**The problem:** In the lines below, look for "アクセス解析". Copy each line where it appears.

**Task data:**
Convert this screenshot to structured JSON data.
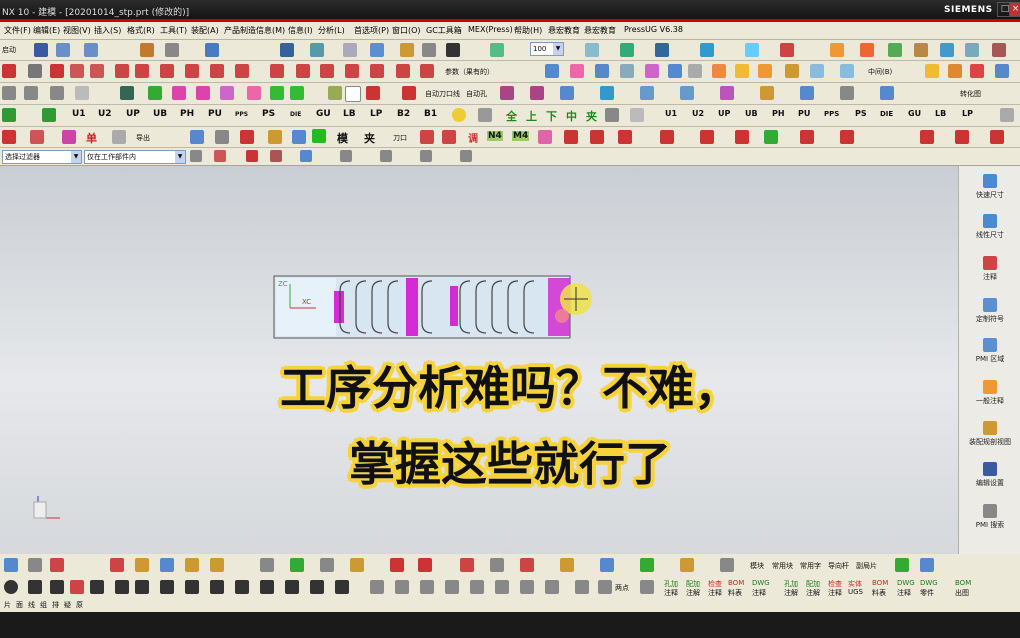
{
  "titlebar": {
    "title": "NX 10 - 建模 - [20201014_stp.prt (修改的)]",
    "brand": "SIEMENS",
    "max": "□",
    "close": "×"
  },
  "menu": [
    {
      "label": "文件(F)"
    },
    {
      "label": "编辑(E)"
    },
    {
      "label": "视图(V)"
    },
    {
      "label": "插入(S)"
    },
    {
      "label": "格式(R)"
    },
    {
      "label": "工具(T)"
    },
    {
      "label": "装配(A)"
    },
    {
      "label": "产品制造信息(M)"
    },
    {
      "label": "信息(I)"
    },
    {
      "label": "分析(L)"
    },
    {
      "label": "首选项(P)"
    },
    {
      "label": "窗口(O)"
    },
    {
      "label": "GC工具箱"
    },
    {
      "label": "MEX(Press)"
    },
    {
      "label": "帮助(H)"
    },
    {
      "label": "悬宏教育"
    },
    {
      "label": "悬宏教育"
    },
    {
      "label": "PressUG V6.38"
    }
  ],
  "toolbar1": {
    "start": "启动",
    "zoom": "100"
  },
  "toolbar2": {
    "param": "参数（果有的）",
    "filter_label": "中间(B)"
  },
  "toolbar3": {
    "auto_cut": "自动刀口线",
    "auto_hole": "自动孔",
    "convert": "转化图"
  },
  "toolbar4": {
    "labels": [
      "U1",
      "U2",
      "UP",
      "UB",
      "PH",
      "PU",
      "PPS",
      "PS",
      "DIE",
      "GU",
      "LB",
      "LP",
      "B2",
      "B1"
    ],
    "right_labels": [
      "U1",
      "U2",
      "UP",
      "UB",
      "PH",
      "PU",
      "PPS",
      "PS",
      "DIE",
      "GU",
      "LB",
      "LP"
    ],
    "cn": [
      "全",
      "上",
      "下",
      "中",
      "夹"
    ]
  },
  "toolbar5": {
    "single": "单",
    "export": "导出",
    "model": "模",
    "clamp": "夹",
    "knife": "刀口",
    "tune": "调",
    "n4": "N4",
    "m4": "M4"
  },
  "filter": {
    "type_filter": "选择过滤器",
    "scope": "仅在工作部件内"
  },
  "viewport": {
    "axis_zc": "ZC",
    "axis_xc": "XC"
  },
  "caption": {
    "line1": "工序分析难吗？不难，",
    "line2": "掌握这些就行了"
  },
  "rightpanel": [
    {
      "label": "快速尺寸"
    },
    {
      "label": "线性尺寸"
    },
    {
      "label": "注释"
    },
    {
      "label": "定制符号"
    },
    {
      "label": "PMI 区域"
    },
    {
      "label": "一般注释"
    },
    {
      "label": "装配规剖视图"
    },
    {
      "label": "编辑设置"
    },
    {
      "label": "PMI 搜索"
    }
  ],
  "bottom1": {
    "items": [
      "模块",
      "常用块",
      "常用字",
      "导向杆",
      "副局片"
    ]
  },
  "bottom2": {
    "notes": [
      "孔加",
      "配加",
      "检查",
      "BOM",
      "DWG",
      "孔加",
      "配加",
      "检查",
      "实体",
      "BOM",
      "DWG",
      "DWG",
      "BOM"
    ],
    "subs": [
      "注释",
      "注解",
      "注释",
      "料表",
      "注释",
      "注解",
      "注解",
      "注释",
      "UGS",
      "料表",
      "注释",
      "零件",
      "出图"
    ],
    "measure": "两点"
  },
  "bottom3": {
    "items": [
      "片",
      "面",
      "线",
      "组",
      "排",
      "疑",
      "原"
    ]
  }
}
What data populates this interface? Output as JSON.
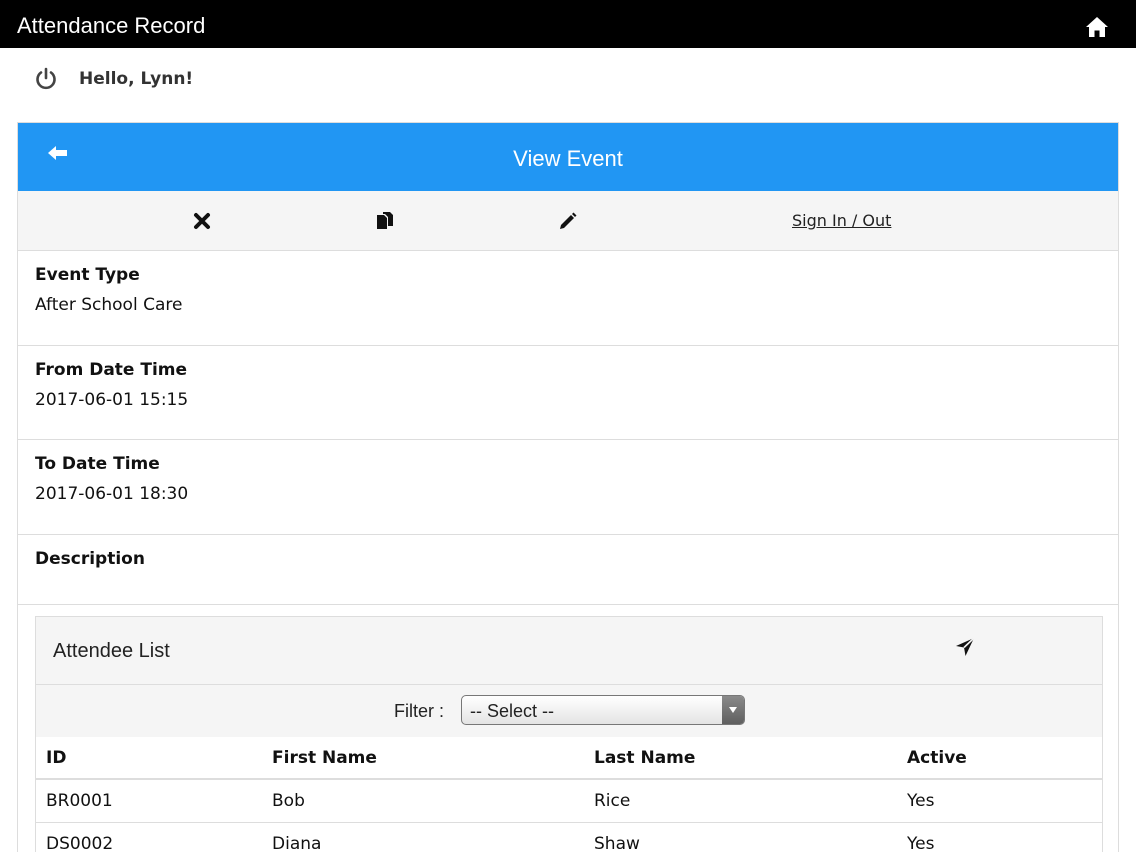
{
  "app": {
    "title": "Attendance Record"
  },
  "greeting": {
    "text": "Hello, Lynn!"
  },
  "page": {
    "title": "View Event"
  },
  "toolbar": {
    "sign_in_out": "Sign In / Out"
  },
  "fields": [
    {
      "label": "Event Type",
      "value": "After School Care"
    },
    {
      "label": "From Date Time",
      "value": "2017-06-01 15:15"
    },
    {
      "label": "To Date Time",
      "value": "2017-06-01 18:30"
    },
    {
      "label": "Description",
      "value": ""
    }
  ],
  "attendees": {
    "title": "Attendee List",
    "filter_label": "Filter :",
    "filter_selected": "-- Select --",
    "columns": [
      "ID",
      "First Name",
      "Last Name",
      "Active"
    ],
    "rows": [
      [
        "BR0001",
        "Bob",
        "Rice",
        "Yes"
      ],
      [
        "DS0002",
        "Diana",
        "Shaw",
        "Yes"
      ]
    ]
  },
  "colors": {
    "header_blue": "#2196f3",
    "topbar": "#000000",
    "toolbar_bg": "#f5f5f5"
  },
  "icons": [
    "home-icon",
    "power-icon",
    "back-arrow-icon",
    "delete-icon",
    "copy-icon",
    "edit-icon",
    "send-icon"
  ]
}
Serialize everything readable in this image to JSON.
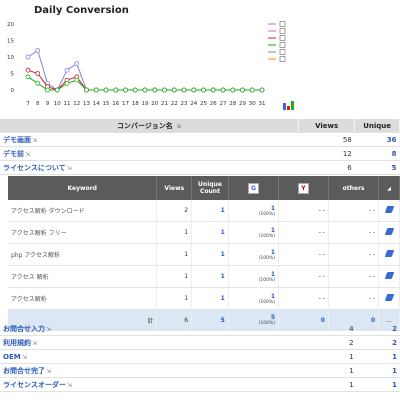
{
  "chart": {
    "title": "Daily Conversion",
    "legend_items": 6,
    "chart_data": {
      "type": "line",
      "title": "Daily Conversion",
      "x": [
        7,
        8,
        9,
        10,
        11,
        12,
        13,
        14,
        15,
        16,
        17,
        18,
        19,
        20,
        21,
        22,
        23,
        24,
        25,
        26,
        27,
        28,
        29,
        30,
        31
      ],
      "yticks": [
        0,
        5,
        10,
        15,
        20
      ],
      "ylim": [
        0,
        20
      ],
      "series": [
        {
          "color": "#8080e0",
          "values": [
            10,
            12,
            2,
            0,
            6,
            8,
            0,
            0,
            0,
            0,
            0,
            0,
            0,
            0,
            0,
            0,
            0,
            0,
            0,
            0,
            0,
            0,
            0,
            0,
            0
          ]
        },
        {
          "color": "#cc2222",
          "values": [
            6,
            5,
            1,
            0,
            3,
            4,
            0,
            0,
            0,
            0,
            0,
            0,
            0,
            0,
            0,
            0,
            0,
            0,
            0,
            0,
            0,
            0,
            0,
            0,
            0
          ]
        },
        {
          "color": "#22aa22",
          "values": [
            4,
            2,
            0,
            0,
            2,
            3,
            0,
            0,
            0,
            0,
            0,
            0,
            0,
            0,
            0,
            0,
            0,
            0,
            0,
            0,
            0,
            0,
            0,
            0,
            0
          ]
        }
      ]
    }
  },
  "main": {
    "headers": [
      "コンバージョン名",
      "Views",
      "Unique"
    ],
    "rows": [
      {
        "name": "デモ画面",
        "views": "58",
        "unique": "36"
      },
      {
        "name": "デモ前",
        "views": "12",
        "unique": "8"
      },
      {
        "name": "ライセンスについて",
        "views": "6",
        "unique": "5"
      }
    ]
  },
  "keywords": {
    "headers": {
      "keyword": "Keyword",
      "views": "Views",
      "unique": "Unique Count",
      "google": "G",
      "yahoo": "Y",
      "others": "others"
    },
    "rows": [
      {
        "keyword": "アクセス解析 ダウンロード",
        "views": "2",
        "unique": "1",
        "google": "1",
        "google_pct": "(100%)",
        "yahoo": "- -",
        "others": "- -"
      },
      {
        "keyword": "アクセス解析 フリー",
        "views": "1",
        "unique": "1",
        "google": "1",
        "google_pct": "(100%)",
        "yahoo": "- -",
        "others": "- -"
      },
      {
        "keyword": "php アクセス解析",
        "views": "1",
        "unique": "1",
        "google": "1",
        "google_pct": "(100%)",
        "yahoo": "- -",
        "others": "- -"
      },
      {
        "keyword": "アクセス 解析",
        "views": "1",
        "unique": "1",
        "google": "1",
        "google_pct": "(100%)",
        "yahoo": "- -",
        "others": "- -"
      },
      {
        "keyword": "アクセス解析",
        "views": "1",
        "unique": "1",
        "google": "1",
        "google_pct": "(100%)",
        "yahoo": "- -",
        "others": "- -"
      }
    ],
    "total": {
      "label": "計",
      "views": "6",
      "unique": "5",
      "google": "5",
      "google_pct": "(100%)",
      "yahoo": "0",
      "others": "0",
      "end": "..."
    }
  },
  "bottom": {
    "rows": [
      {
        "name": "お問合せ入力",
        "views": "4",
        "unique": "2"
      },
      {
        "name": "利用規約",
        "views": "2",
        "unique": "2"
      },
      {
        "name": "OEM",
        "views": "1",
        "unique": "1"
      },
      {
        "name": "お問合せ完了",
        "views": "1",
        "unique": "1"
      },
      {
        "name": "ライセンスオーダー",
        "views": "1",
        "unique": "1"
      }
    ]
  }
}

**Answer for this exercise:**
        "keyword": "アクセス解析 ダウンロード",
        "keyword": "アクセス解析 フリー",
        "keyword": "php アクセス解析",
        "keyword": "アクセス解析",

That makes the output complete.